Irritable Bowel Syndrome



Irritable bowel syndrome (IBS) is a relapsing functional bowel disorder in which abdominal pain or discomfort is usually associated with change in bowel habit. IBS is defined by diagnostic criteria based on specific symptoms following exclusion of the detectable organic causes. Further information can be found here


What are the typical symptoms?


Rome IV Criteria


Recurrent abdominal pain on average at least 1 day/week in the last 3 months, associated with two or more of the following criteria:

  1. Related to defecation

  2. Associated with a change in frequency of stool

  3. Associated with a change in form (appearance) of stool

Other Typical symptoms of IBS


Bloating and Wind – this usually presents with visible bloating and distension.

Diarrhoea- urgency (having to rush to the toilet), frequent and loose stools. People often needing to go to the toilet soon after eating.

Constipation – not able to open your bowels for a number of days and passing small pellet like stools.


Why do people suffer with IBS?


IBS is a very common condition, effecting approximately 1 in 5 people during the course of a year. It can present at any age, however, if more common in females during their 30-40’s.

The gut can be regarded as a long pipe surrounded by muscle and filled with nerve endings. There are more nerve endings in the gut than any other organ in the body. The cause of IBS is not known but there are a number of theories, which are discussed briefly below:


  • There appears to be a significant group of patients that develop IBS following an episode of gastroenteritis.

  • It is thought that weak contractions in the gut mean that food and stool isn’t propelled down efficiently, this causes constipation.

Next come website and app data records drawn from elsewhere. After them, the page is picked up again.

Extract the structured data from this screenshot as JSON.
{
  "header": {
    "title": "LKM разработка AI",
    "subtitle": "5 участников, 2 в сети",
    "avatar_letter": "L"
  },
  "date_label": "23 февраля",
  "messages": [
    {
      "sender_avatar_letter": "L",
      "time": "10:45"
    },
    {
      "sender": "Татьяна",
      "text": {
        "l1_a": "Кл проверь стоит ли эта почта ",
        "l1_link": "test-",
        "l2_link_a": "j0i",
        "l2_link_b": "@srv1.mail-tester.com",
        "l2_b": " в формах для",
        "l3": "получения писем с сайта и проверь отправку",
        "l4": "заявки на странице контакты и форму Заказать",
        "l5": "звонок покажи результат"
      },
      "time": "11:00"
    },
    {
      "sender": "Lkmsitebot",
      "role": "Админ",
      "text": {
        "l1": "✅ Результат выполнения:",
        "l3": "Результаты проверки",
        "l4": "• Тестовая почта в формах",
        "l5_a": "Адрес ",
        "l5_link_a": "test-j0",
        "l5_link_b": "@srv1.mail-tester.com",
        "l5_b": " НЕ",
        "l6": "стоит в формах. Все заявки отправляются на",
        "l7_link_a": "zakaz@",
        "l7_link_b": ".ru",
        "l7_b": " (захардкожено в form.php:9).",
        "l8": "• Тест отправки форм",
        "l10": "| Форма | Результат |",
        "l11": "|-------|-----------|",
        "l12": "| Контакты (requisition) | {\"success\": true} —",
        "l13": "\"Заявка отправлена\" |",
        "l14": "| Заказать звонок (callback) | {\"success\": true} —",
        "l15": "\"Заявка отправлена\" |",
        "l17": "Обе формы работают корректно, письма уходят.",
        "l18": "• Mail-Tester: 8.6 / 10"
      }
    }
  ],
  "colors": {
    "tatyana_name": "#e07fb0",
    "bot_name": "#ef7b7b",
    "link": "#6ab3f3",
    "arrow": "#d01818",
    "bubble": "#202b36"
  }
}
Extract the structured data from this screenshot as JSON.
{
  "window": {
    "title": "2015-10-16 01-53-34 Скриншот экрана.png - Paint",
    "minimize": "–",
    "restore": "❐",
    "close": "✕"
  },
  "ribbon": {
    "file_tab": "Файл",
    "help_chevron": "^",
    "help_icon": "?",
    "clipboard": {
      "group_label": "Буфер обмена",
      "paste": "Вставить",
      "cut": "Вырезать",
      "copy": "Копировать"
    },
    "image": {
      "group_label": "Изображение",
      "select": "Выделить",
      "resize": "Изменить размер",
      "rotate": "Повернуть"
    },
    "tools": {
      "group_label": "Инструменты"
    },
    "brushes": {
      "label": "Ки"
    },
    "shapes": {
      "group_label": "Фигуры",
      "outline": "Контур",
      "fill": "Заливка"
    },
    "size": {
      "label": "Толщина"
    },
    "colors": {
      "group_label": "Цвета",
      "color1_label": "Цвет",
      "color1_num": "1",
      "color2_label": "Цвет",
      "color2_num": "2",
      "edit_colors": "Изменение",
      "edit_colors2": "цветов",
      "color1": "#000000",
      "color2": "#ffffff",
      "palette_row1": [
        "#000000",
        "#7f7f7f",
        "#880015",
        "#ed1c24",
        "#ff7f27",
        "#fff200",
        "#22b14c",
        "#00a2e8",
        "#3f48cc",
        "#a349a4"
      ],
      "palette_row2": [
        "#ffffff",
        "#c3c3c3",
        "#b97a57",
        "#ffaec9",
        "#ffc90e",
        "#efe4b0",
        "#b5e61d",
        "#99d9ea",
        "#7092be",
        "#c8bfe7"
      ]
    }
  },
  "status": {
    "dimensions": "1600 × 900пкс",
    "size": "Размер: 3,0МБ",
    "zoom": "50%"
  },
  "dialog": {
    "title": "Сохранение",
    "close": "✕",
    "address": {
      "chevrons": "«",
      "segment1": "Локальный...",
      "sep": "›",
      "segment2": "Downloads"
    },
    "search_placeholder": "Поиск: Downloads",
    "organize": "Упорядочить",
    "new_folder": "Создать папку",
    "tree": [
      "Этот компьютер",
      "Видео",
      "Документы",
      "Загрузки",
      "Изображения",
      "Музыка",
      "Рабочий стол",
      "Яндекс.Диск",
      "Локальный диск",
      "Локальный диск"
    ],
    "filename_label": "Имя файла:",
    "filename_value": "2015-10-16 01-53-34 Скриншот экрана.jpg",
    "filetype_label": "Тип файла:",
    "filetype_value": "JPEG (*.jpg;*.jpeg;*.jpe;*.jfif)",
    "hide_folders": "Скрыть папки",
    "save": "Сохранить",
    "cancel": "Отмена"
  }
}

Conversely, over-active contractions can lead to diarrhoea.

  • The nerve endings in the gut wall may become more sensitive to stretching resulting in pain.

  • Diet and lifestyle are thought to also contribute to symptoms.





A detailed clinical history and physical examination are important to identify any other possible diagnoses that need exclusion


Blood tests: To check the full blood count, inflammatory markers, coeliac screen and thyroid function tests.


If doctors wish to exclude other pathologies they may request other tests, including endoscopy or radiology examinations.




General dietary advice

  • Eating regularly and do not rush food.

  • Drinking plenty of fluids, aim to drink 2 litres of water a day

  • Caffeine can make symptoms worse; therefore, try to limit the number of cups of tea and coffee.

  • Decrease intake of fizzy (carbonated) drinks and alcohol

  • Also limiting high-fibre foods may cause symptoms.

A review by a dietician may help optimize your diet and also there is increasing evidence for a specific therapy called the FODMAP diet that may improve symptoms.


Specific treatments should be tailored to sub-types of different IBS and symptoms


Bloating/ wind

  • Symptoms may be improved by chewing and eating more slowly, since this leads to air swallowing.

  • Fizzy (carbonated) drinks – can cause bloating

  • Eating too much insoluble fibre may lead to bloating



  • Too much caffeine can be a stimulant leading to diarrhoea and loose stool

  • Low sugar gum – contains sorbitol which is a laxative

  • Alcohol – can cause diarrhoea

  • Too many vegetables – can lead to loose stool

  • Anxiety which can be improved with stress relieving techniques and cognitive behavioural therapy.

  • Avoid anti-inflammatory agents

  • Increasing rice intake will decrease water in the gut


Abdominal pain and discomfort

  • Some medications may help, such as mebeverine, buscopan and amitriptyline.

  • FODMAP diet.



  • Dietary fibre may help with constipation

  • Oats and golden linseeds may help.

  • Good fluid intake